What questions do these initial observations suggest?
Perhaps it might be illuminating to think about the ‘seed’.
Can the ‘seed’ be just any arrangement of dots and line-segments?
Suppose we start by exploring these three ‘seeds’:
We already know that we can make a Cretan labyrinth by joining up, in a particular way, lines and dots of the first ‘seed’ on the left.
I have ‘made up’ the other two ‘seeds’. What happens with them?
We could join points like this…
...and like this:
Have we created labyrinths?
The pattern obtained using the middle ‘seed’ is a labyrinth, but the other one isn’t.
However, if you experiment, you will find that other ways of joining the points of the middle seed do not create labyrinths!
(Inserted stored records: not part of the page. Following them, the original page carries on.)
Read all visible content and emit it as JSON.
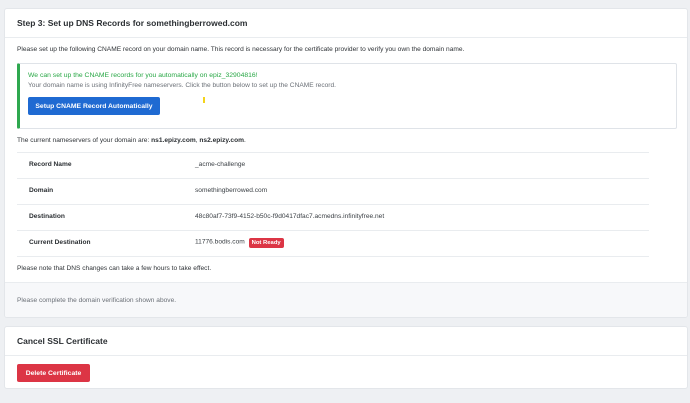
{
  "step3": {
    "title": "Step 3: Set up DNS Records for somethingberrowed.com",
    "intro": "Please set up the following CNAME record on your domain name. This record is necessary for the certificate provider to verify you own the domain name.",
    "callout": {
      "headline": "We can set up the CNAME records for you automatically on epiz_32904816!",
      "subline": "Your domain name is using InfinityFree nameservers. Click the button below to set up the CNAME record.",
      "button_label": "Setup CNAME Record Automatically"
    },
    "nameservers": {
      "prefix": "The current nameservers of your domain are: ",
      "ns1": "ns1.epizy.com",
      "separator": ", ",
      "ns2": "ns2.epizy.com",
      "suffix": "."
    },
    "records": [
      {
        "label": "Record Name",
        "value": "_acme-challenge"
      },
      {
        "label": "Domain",
        "value": "somethingberrowed.com"
      },
      {
        "label": "Destination",
        "value": "48c80af7-73f9-4152-b50c-f9d0417dfac7.acmedns.infinityfree.net"
      },
      {
        "label": "Current Destination",
        "value": "11776.bodis.com",
        "badge": "Not Ready"
      }
    ],
    "note": "Please note that DNS changes can take a few hours to take effect.",
    "footer": "Please complete the domain verification shown above."
  },
  "cancel": {
    "title": "Cancel SSL Certificate",
    "button_label": "Delete Certificate"
  },
  "colors": {
    "primary": "#1f6ad2",
    "success": "#28a745",
    "danger": "#dc3545",
    "background": "#eef0f3"
  }
}
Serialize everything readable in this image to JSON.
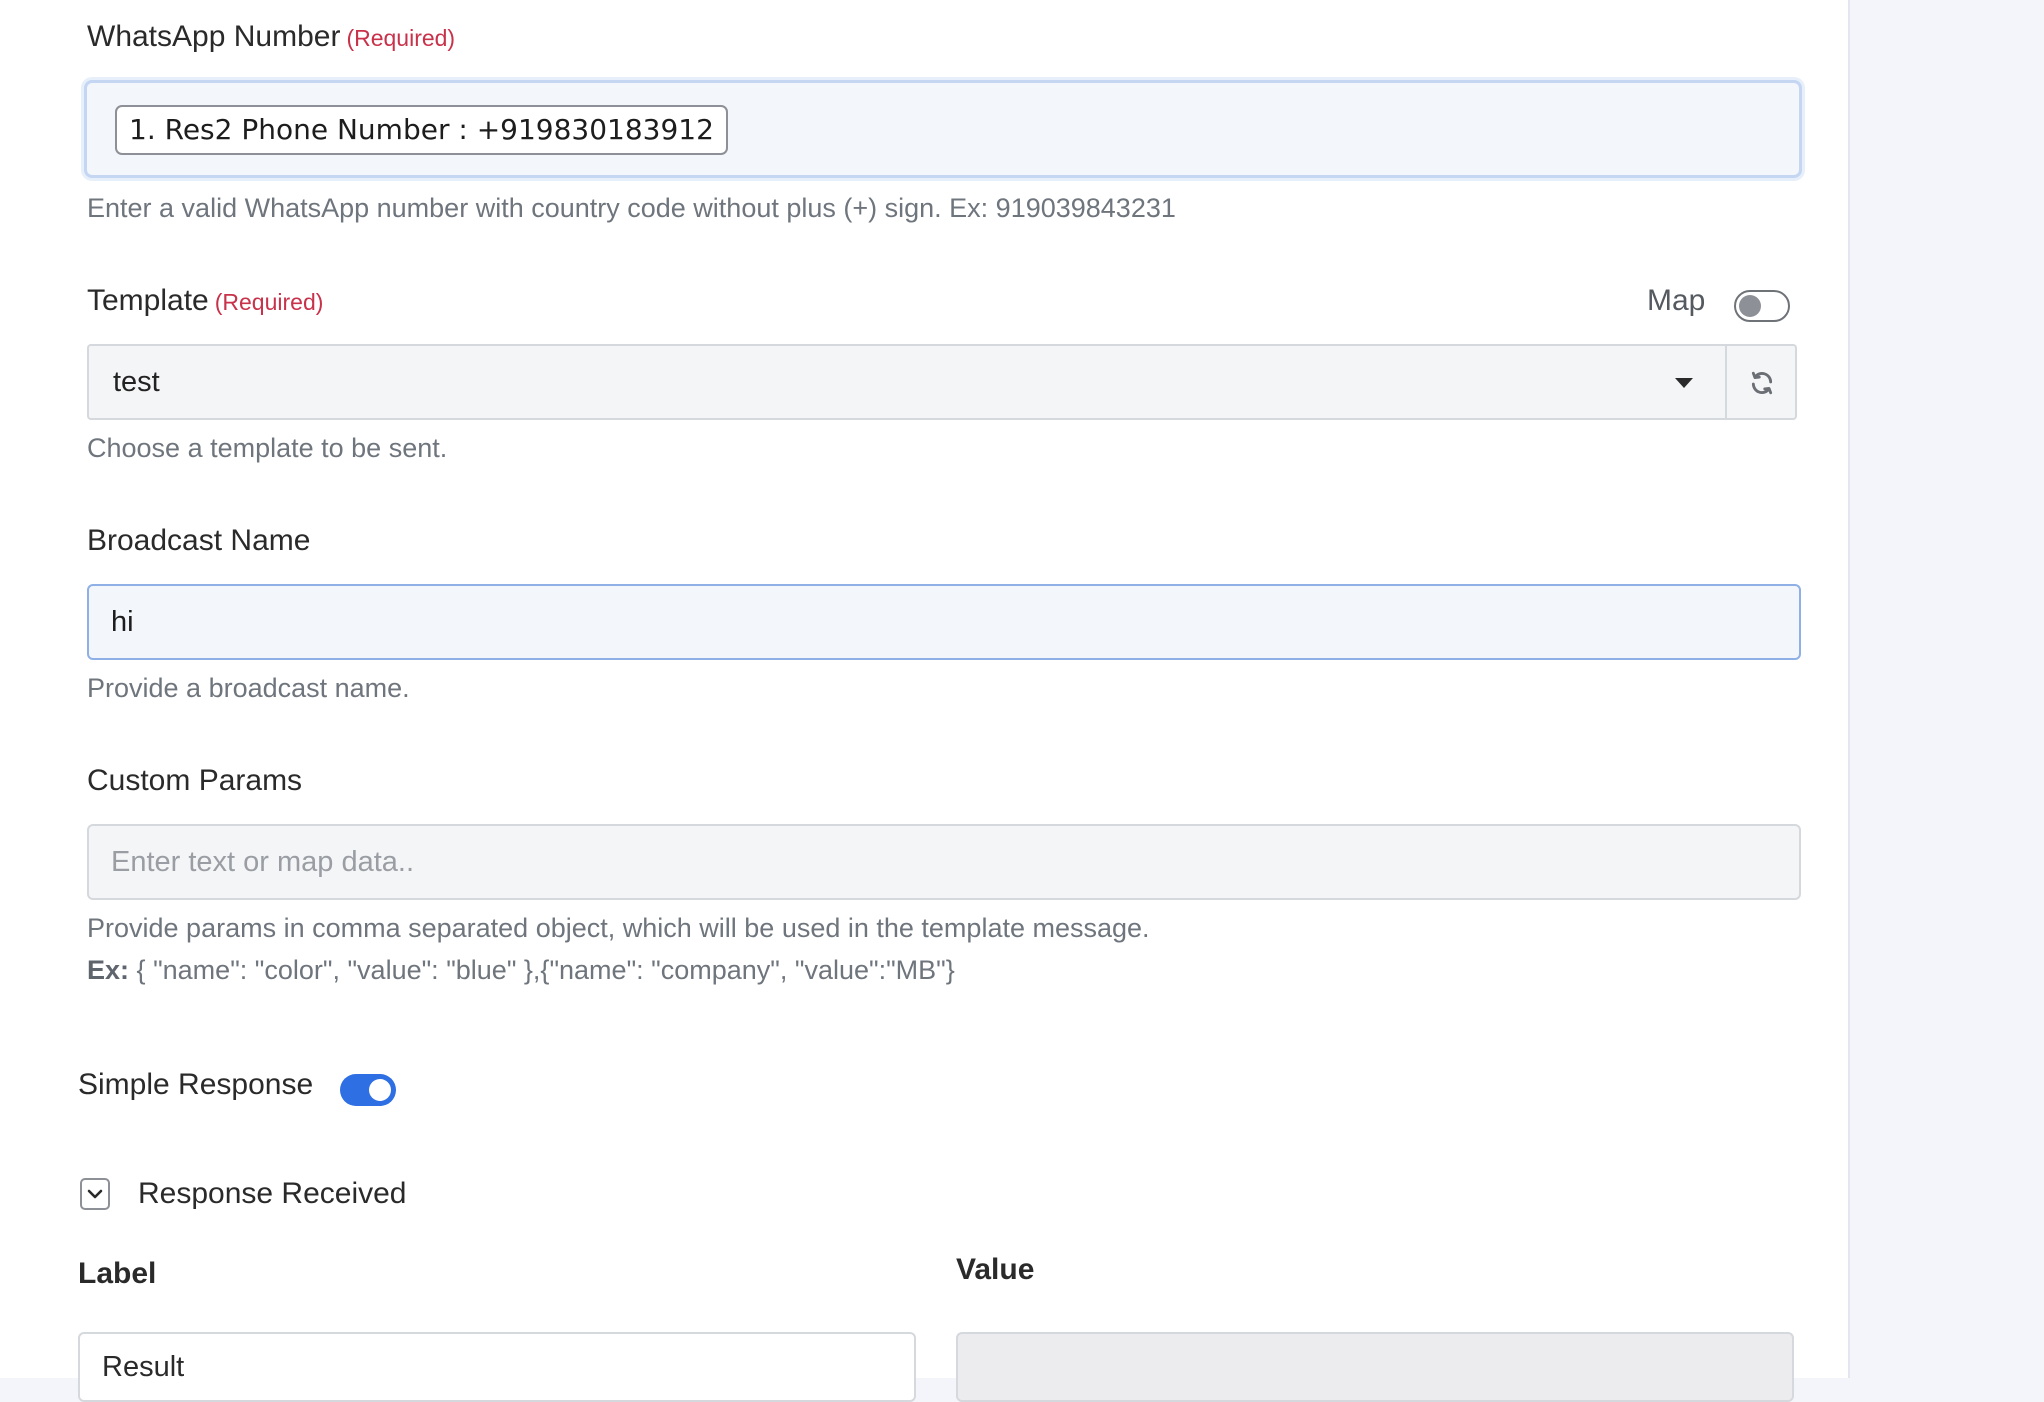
{
  "whatsapp": {
    "label": "WhatsApp Number",
    "required": "(Required)",
    "chip": "1. Res2 Phone Number : +919830183912",
    "help": "Enter a valid WhatsApp number with country code without plus (+) sign. Ex: 919039843231"
  },
  "template": {
    "label": "Template",
    "required": "(Required)",
    "map_label": "Map",
    "map_enabled": false,
    "selected": "test",
    "help": "Choose a template to be sent."
  },
  "broadcast": {
    "label": "Broadcast Name",
    "value": "hi",
    "help": "Provide a broadcast name."
  },
  "custom_params": {
    "label": "Custom Params",
    "placeholder": "Enter text or map data..",
    "help": "Provide params in comma separated object, which will be used in the template message.",
    "example_prefix": "Ex:",
    "example": "{ \"name\": \"color\", \"value\": \"blue\" },{\"name\": \"company\", \"value\":\"MB\"}"
  },
  "simple_response": {
    "label": "Simple Response",
    "enabled": true
  },
  "response_received": {
    "label": "Response Received",
    "label_column": "Label",
    "value_column": "Value",
    "rows": [
      {
        "label": "Result",
        "value": ""
      }
    ]
  },
  "colors": {
    "required": "#c8324a",
    "toggle_on": "#2f6fe4",
    "focus_border": "#8fb0e6"
  }
}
An interesting line of enquiry would be to make up other ‘seeds’, and experiment with various ways of joining their points. Maybe you can discover common properties of successful ‘seeds’, and what has to be true about successful systems for joining the points?
Or you might first investigate further the new labyrinth that we have managed to create:
It has only five levels – fewer than the Cretan labyrinth.
Having earlier seen several superficially different-looking versions of the Cretan labyrinth, you might think of bending and stretching the new labyrinth to look at other topologically equivalent versions of it.
After playing around with this idea for a while, you might go one step further – before bending and stretching the lines, cut into the labyrinth by splitting down the middle of part of one side of the path just beyond the entrance. We can bend and stretch this labyrinth into a ‘rectangular’ shape:
The ‘rectangular’ shape that we have ‘chanced upon’ gives rise to a promising-looking new line of enquiry – if you do a similar thing to the Cretan labyrinth you may begin to see a link between this five-level labyrinth and the Cretan labyrinth:
Seeing this labyrinth...
...might encourage you to persevere further with this line of enquiry.
Questions have arisen that we haven't yet answered. And there's much about labyrinths still to find out.
Here is a more structured class activity - designed by Tony Phillips, Professor of Mathematics at the State University of New York - in which students are shown criteria that help them design their own labyrinths.
Wanting to ‘get to the bottom of’ ideas and situations that appear to have little or no practical significance has driven mathematical enquiry for hundreds of years. And sometimes, perhaps many years later, the findings of apparently ‘recreational’ mathematical enquiries have proved to be profoundly useful in scientific discovery.